By Lawrence A. Cunningham, who will discuss his new book, Berkshire Beyond Buffett: The Enduring Value of Values, at Washington University’s Olin School in St. Louis on Wednesday February 25 at 4:00 pm. Special guests include Tom Manenti, CEO of Berkshire’s MiTek subsidiary.
Berkshire Hathaway, the conglomerate Warren Buffett built, is vast and unconventional. Yet despite unusual traits, the company’s success comes down to favoring old-fashioned business values like trust and thrift while shunning the fast buck and debt. For businesses of all sizes, it offers a model worth emulating.
If Berkshire were a country and its revenues its gross domestic product, the company would be among the world’s top 50 economies. Berkshire’s cash alone exceeds the total assets of all but the largest corporations. While Warren Buffett became famous as a stock picker, he built Berkshire through insurance companies and today oversees a hodgepodge of wholly-owned businesses, including a popular US auto insurer (GEICO), a large railroad (BNSF), a huge energy company, and pacesetters in fields as different as diamonds and mobile homes.

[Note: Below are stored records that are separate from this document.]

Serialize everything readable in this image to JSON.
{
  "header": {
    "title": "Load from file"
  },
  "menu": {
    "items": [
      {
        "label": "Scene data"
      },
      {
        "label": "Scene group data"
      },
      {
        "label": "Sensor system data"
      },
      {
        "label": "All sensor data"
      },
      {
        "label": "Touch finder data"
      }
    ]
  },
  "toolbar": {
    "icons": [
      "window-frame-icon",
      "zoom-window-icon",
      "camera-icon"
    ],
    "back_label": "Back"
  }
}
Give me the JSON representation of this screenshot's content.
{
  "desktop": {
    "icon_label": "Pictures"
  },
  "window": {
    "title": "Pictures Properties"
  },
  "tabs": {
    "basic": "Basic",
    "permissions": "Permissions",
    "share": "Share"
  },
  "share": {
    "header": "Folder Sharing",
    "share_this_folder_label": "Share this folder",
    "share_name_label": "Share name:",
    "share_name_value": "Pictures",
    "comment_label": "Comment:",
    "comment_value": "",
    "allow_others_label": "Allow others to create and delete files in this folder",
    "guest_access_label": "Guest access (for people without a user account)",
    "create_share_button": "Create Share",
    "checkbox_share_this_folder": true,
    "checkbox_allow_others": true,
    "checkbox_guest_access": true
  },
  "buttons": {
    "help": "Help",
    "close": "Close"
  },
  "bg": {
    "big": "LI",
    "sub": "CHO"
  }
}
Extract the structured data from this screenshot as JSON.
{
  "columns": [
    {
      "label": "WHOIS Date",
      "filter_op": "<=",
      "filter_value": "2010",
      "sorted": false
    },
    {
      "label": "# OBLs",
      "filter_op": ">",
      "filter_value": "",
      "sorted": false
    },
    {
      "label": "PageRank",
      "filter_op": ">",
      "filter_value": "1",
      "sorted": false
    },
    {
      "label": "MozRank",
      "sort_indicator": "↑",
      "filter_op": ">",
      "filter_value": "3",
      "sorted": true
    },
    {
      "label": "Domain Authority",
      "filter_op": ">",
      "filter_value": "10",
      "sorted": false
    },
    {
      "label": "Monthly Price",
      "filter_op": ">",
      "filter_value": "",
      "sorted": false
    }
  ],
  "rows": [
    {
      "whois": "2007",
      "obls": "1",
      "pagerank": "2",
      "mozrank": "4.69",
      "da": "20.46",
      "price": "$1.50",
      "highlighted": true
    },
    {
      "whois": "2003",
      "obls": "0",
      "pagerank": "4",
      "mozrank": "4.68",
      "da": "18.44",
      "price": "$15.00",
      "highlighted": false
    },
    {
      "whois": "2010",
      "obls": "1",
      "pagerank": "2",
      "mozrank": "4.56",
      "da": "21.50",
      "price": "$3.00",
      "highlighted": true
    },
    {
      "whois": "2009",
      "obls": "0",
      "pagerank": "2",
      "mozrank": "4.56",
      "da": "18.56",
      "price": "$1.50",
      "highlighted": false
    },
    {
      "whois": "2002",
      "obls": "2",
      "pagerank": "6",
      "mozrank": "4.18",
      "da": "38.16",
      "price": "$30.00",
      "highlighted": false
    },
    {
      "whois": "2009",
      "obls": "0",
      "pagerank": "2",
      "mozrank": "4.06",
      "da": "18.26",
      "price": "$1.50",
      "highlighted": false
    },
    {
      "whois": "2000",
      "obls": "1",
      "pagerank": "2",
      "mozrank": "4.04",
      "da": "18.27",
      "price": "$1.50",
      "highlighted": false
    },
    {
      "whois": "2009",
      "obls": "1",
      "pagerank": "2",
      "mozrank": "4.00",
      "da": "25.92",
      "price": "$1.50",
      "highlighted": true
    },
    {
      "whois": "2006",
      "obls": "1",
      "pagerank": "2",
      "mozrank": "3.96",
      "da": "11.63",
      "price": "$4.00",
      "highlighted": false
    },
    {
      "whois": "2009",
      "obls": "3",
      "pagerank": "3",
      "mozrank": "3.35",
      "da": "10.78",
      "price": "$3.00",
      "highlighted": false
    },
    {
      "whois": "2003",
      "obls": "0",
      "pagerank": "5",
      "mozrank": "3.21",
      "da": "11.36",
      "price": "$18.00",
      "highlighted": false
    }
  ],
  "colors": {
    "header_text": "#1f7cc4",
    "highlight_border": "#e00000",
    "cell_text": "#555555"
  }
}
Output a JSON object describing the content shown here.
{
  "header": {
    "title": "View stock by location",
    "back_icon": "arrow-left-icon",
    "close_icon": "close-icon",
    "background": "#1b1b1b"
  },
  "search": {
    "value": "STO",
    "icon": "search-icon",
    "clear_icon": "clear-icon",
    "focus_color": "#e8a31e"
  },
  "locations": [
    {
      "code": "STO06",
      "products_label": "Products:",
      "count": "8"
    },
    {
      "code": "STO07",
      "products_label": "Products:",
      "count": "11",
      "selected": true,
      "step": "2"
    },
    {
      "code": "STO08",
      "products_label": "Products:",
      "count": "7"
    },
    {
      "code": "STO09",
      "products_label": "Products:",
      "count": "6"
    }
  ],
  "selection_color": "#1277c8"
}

Although not every business always outperforms, overall Berkshire has beaten the broader stock market for its shareholders 80 percent of the time, often by double digits. Berkshire’s average annual gain has doubled that of the Standard & Poor’s 500 index, a cross-section of public company stocks. With a market value of $350 billion, Berkshire has generated great wealth for all its constituencies.